2. They mimic, follow the virtuous person.
* We might add that it also takes a certain set of external goods (e.g., right background, right education, right financial resources, right community, etc).
1. Given to us by God;
2. Is required by Natural Law (theistic connection);
B. Secular (though can still be connected to God):
1. Is laid on us by reason.
2. Is required by rationality;
3. Would command universal acceptance;
4. Would be the object of choice of all rational beings.
In sum, we should choose actions based on their inherent, intrinsic worth; evangelical approaches to ethics are deontological because it presupposes Scripture as revelation.
“Deontological” comes from the Greek word “deon”, meaning that which is binding, in particular a binding duty. So, you are bound to your duty.
For example, a deontologist might argue that a promise ought to be kept simply because it is right to keep a promise, regardless whether the doing so will have good or bad consequences.
In contrast, a utilitarian will argue that we should keep our promises only when keeping them results in better consequences than the alternatives.

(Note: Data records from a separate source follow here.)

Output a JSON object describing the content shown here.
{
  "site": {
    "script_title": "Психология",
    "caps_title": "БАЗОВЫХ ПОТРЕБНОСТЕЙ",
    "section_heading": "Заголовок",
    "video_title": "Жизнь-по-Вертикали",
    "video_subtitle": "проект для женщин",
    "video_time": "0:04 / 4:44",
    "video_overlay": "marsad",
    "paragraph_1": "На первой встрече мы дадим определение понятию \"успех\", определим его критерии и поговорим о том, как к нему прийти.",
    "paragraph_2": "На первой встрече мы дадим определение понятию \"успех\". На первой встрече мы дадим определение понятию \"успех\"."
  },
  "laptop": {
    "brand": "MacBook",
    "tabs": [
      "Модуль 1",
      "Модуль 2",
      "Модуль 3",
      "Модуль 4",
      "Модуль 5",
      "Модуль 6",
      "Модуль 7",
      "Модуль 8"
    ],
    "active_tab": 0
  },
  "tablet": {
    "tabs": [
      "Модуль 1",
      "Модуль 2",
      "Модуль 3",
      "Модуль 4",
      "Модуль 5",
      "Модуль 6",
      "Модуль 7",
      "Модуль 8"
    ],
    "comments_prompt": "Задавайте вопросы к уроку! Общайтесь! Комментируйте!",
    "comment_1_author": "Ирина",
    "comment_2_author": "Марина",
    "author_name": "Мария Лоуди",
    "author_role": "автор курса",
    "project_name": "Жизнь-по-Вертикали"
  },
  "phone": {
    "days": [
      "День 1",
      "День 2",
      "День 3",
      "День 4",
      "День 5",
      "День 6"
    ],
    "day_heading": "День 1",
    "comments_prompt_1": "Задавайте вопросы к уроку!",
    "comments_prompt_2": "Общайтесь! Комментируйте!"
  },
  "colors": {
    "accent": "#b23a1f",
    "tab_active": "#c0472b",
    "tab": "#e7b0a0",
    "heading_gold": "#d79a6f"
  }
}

It holds that acts are right or wrong in and of themselves because of the kinds of acts they are and not simply because of their ends or consequences.
- The ends do not justify the means.
- A good end or purpose does not justify a bad actions.
- You are duty-bound; binding is not dependent on consequences, no matter if it is painful or pleasurable.
1. You are duty-bound to keep your promise to be faithful to your spouse, even if a more attractive person comes along.
2. You are duty-bound to always telling the truth, even if it cost you a job.
Duty is not based on what is pleasant or beneficial, but rather upon the obligation itself.
“I do not feel obliged to believe that the same God who has endowed us with sense, reason, and intellect has intended us to forgo their use.”
~ Galileo Galilei.
1. It is moral law presumed to be grounded in nature itself. A natural law is a norm for ethical behavior that is deemed binding on all humans because it coheres with the human essence or with the structure of the universe (grounded in nature itself), perhaps because it was legislated by God.
2. Insofar as natural law can be known by reason alone, without special revelation, they provide guidance for all humans, and when followed they enhance the common good, but also render each person morally responsible to a divine judge.
3. The idea initially arose among the Jews, Greeks, and Romans, esp. promoted by Judaism and Stoics. But it came to the foreground in the Christian tradition as thinkers drew from both philosophy and the Bible to devise a theory of morality and politics that could be understood to be universally applicable.
Natural Rights: Entitlements with which humans are endowed by nature or by virtue of their status as being human.